In that distinguished club of composers who have left profound marks on contemporary musical practice, names such as John Cage, R. Murray Schafer, and Pauline Oliveros come readily to mind. The latter, the infamous progenitor of “Deep Listening,” is the deserving subject of this tribute compilation. Overseen by album producers Keiron Phelan and Oliver Cherer, The Last Sense To Leave Us was inspired by their attendance at one of her last public appearances, which involved her leading the audience in a performance of her composition Tuning Meditation.
04. VA: Tomorrow's Air (Navona Records)
01. Heather Woods Broderick: Home Winds (Planthouse)
Though only two songs are presented, this splendid seven-inch disc offers a wonderful sampling of Heather Woods Broderick's gifts, and the music's impact is even more greatly felt when experienced in conjunction with the photographs of Benjamin Swett, her collaborator on the Home Winds project. On the title track, Broderick pierces the heart with a tremulous vocal delivery that intensifies the song's emotional impact.
02. Fovea Hex: The Salt Garden II (Janet Records / Headphone Dust / Die Stadt)
Every year or so, Fovea Hex materializes to add yet another edition to its ravishing discography, a release typically shorter in total time than one would prefer but satisfying nonetheless. If the group's leader Clodagh Simonds takes her time perfecting its material, we're all the luckier for it. As the title indicates, The Salt Garden II is the follow-up to 2016's critically lauded first part, which at forty minutes acts as an album-length complement to the second part's EP-length twenty.
03. Emily Pinkerton, Patrick Burke, & Now Ensemble: Rounder Songs (New Amsterdam Records)
Rounder Songs is an inspired collaboration between the wonderful NOW Ensemble (flutist Alex Sopp, clarinetist Alicia Lee, electric guitarist Mark Dancigers, double bassist Logan Coale, and pianist Michael Mizrahi) and singer-and-banjo player Emily Pinkerton and contemporary classical composer Patrick Burke. Composed by the married couple, the twenty-eight-minute release isn't perhaps what one might expect from such a gathering: a song cycle for voice, banjo, and chamber ensemble that's rooted in old-time American folk music yet dressed in semi-contemporary garb thanks to NOW Ensemble's involvement.
04. Jo David Meyer Lysne & Mats Eilertsen: Meander (Øra Fonogram)
Though it's been releasing music since the 1980s, the quality of Spotted Peccary's ambient-electronic output has never seemed higher than it is today.
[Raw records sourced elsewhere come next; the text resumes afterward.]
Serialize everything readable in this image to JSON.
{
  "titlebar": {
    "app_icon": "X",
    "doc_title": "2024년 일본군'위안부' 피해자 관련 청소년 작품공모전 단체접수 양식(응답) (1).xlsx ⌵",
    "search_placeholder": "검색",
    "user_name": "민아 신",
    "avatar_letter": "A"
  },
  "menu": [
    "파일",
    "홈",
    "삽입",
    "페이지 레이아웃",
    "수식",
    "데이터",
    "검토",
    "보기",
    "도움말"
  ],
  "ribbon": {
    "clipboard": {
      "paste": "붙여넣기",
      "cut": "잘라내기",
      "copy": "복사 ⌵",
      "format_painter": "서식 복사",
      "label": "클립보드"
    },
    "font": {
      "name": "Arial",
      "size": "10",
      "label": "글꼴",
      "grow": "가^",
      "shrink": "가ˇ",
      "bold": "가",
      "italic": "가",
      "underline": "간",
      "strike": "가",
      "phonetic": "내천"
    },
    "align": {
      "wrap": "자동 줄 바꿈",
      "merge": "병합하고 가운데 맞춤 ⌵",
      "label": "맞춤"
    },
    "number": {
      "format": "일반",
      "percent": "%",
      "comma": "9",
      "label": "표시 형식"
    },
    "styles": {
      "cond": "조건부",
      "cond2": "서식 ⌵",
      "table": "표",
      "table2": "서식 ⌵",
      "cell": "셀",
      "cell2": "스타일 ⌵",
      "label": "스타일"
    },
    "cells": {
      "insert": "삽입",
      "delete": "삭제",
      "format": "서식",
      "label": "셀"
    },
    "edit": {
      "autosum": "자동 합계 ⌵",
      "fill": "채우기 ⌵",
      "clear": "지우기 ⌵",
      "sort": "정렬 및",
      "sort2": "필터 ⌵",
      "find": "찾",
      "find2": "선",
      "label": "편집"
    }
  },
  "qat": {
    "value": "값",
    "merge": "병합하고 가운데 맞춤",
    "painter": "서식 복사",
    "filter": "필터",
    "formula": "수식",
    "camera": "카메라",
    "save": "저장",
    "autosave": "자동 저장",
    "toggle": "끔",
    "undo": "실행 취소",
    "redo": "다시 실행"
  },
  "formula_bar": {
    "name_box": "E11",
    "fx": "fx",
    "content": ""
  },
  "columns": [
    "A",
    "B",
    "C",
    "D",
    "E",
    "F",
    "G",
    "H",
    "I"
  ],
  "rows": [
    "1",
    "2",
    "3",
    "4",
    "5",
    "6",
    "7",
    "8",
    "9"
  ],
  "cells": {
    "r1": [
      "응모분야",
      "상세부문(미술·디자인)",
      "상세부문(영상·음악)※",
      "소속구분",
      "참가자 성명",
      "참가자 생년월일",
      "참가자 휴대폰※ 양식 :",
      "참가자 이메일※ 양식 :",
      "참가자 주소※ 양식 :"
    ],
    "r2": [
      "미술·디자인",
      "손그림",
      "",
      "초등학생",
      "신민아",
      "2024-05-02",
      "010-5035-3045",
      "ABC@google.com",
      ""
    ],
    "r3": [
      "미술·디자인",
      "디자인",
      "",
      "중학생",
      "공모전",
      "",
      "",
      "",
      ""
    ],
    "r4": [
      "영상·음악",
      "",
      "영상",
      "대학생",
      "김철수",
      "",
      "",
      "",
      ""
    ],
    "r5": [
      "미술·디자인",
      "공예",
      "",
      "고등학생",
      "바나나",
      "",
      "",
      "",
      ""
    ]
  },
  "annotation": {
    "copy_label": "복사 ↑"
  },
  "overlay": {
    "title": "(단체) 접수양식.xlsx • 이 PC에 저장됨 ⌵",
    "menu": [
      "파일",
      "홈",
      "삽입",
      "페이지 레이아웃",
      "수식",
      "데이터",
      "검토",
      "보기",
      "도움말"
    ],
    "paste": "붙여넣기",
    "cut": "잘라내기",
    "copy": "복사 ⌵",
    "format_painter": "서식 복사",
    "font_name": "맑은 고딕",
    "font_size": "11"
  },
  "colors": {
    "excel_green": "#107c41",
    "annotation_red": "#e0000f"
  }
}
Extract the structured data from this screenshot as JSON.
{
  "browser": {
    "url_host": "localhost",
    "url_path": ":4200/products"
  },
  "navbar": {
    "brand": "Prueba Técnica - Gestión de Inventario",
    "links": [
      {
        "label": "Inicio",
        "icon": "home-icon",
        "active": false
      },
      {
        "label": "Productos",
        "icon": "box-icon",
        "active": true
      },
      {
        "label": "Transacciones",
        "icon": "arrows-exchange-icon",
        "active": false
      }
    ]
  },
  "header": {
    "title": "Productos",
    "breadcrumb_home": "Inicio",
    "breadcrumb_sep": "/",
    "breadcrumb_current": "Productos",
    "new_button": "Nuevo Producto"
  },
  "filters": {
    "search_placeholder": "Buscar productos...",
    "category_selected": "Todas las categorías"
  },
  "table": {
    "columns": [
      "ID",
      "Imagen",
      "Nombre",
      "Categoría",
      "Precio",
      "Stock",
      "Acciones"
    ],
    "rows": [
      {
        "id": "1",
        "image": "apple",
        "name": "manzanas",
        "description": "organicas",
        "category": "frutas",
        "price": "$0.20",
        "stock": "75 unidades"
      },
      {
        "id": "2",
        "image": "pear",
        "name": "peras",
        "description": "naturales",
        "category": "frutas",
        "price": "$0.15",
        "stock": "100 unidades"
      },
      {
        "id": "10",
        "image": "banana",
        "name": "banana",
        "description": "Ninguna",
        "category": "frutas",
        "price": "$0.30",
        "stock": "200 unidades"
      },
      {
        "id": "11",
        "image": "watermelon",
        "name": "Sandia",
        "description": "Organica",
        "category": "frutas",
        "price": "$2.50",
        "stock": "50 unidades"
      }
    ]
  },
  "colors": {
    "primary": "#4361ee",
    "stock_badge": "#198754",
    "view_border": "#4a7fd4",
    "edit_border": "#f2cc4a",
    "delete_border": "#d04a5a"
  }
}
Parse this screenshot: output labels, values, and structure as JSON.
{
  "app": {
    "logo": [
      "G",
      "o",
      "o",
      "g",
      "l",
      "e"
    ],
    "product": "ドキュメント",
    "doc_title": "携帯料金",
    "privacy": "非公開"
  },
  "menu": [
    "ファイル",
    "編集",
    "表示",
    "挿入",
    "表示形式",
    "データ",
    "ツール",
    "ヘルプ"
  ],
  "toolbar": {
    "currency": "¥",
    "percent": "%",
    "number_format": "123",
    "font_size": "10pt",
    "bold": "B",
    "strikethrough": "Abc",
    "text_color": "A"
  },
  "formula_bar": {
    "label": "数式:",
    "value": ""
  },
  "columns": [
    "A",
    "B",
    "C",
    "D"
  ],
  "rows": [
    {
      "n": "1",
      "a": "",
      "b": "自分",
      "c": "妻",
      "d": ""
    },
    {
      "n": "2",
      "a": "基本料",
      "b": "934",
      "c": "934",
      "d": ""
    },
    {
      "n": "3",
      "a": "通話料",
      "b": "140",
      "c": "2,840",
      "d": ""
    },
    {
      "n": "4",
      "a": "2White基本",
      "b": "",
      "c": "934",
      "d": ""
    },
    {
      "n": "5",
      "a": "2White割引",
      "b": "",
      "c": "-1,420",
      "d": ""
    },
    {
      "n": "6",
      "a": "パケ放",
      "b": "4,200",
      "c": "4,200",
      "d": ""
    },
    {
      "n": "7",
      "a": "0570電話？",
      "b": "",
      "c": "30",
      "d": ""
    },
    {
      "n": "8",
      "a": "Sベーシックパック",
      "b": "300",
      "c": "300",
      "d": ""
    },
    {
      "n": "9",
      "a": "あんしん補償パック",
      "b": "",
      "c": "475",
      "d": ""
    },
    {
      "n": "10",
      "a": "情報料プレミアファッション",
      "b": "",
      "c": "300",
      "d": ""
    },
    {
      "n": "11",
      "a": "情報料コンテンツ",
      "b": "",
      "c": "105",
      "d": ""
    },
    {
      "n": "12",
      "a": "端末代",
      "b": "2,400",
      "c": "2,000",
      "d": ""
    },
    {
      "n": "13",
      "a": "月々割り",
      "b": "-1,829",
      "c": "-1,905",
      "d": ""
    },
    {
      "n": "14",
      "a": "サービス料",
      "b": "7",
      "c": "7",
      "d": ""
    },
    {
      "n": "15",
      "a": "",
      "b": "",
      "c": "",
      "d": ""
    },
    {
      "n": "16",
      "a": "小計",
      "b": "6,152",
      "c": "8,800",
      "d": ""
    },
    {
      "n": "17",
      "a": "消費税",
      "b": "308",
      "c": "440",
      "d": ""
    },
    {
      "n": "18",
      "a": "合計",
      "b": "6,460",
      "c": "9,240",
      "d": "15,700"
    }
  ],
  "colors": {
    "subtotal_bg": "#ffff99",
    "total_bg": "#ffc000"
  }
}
In 2017, releases by Chronotope Project, Howard Givens & Craig Padilla, and Between Interval impressed as especially strong, but truth be told I've yet to hear a sub-par release from the label.
02. Navona Records
Part of the larger Parma Recordings family, Navona Records releases a staggering number of exceptional classical recordings each year, and 2017 offered a particularly stellar selection from which to choose. No less than six Navona releases were chosen for textura's 2017 classical list, seven including the one by Bill Whitley, which was issued on another Parma sub-label, Ravello.
Releases from Akira Kosemura's label have repeatedly appeared in textura's year-end round-ups, and this year was no exception, with those by Itoko Toma and the label head himself nabbing upper-level spots on the list. Schole has brought an incredible number of ambient and contemporary classical releases into the world since its 2007 inception, and hopefully will do so for a long time to come.
textura is indebted to the following for their contributions to the site in 2017 and for their support and encouragement: Samantha Boshnack, Heather Woods Broderick, Gregg Belisle-Chi, William Carn, Ernesto Cervini, Brad Cheeseman, Tomás Cotik, Tara Davidson, Mike Downes, Anneli Drecker, Mike Fazio, Toby Hay, Rebecca Hennessy, Eric Hofbauer, Hollan Holmes, Akira Kosemura, Chelsea McBride, Mark John McEncroe, Søren Nissen, Hailey Niswanger, Northumbria, Mikkel Ploug, Verneri Pohjola, Jamie Reynolds, Michael Robinson, Sepalot, Rotem Sivan, Itoko Toma, Dale Trumbore, and Wako.
John Abercrombie, Muhal Richard Abrams, Geri Allen, Walter Becker, Arthur Blythe, Larry Coryell, Holger Czukay, Jon Hendricks, Pierre Henry, Allan Holdsworth, Dmitri Hvorostovsky, Jaki Liebezeit, Ben Riley, Clyde Stubblefield, Veljo Tormis, Mika Vainio, John Wetton, and many more.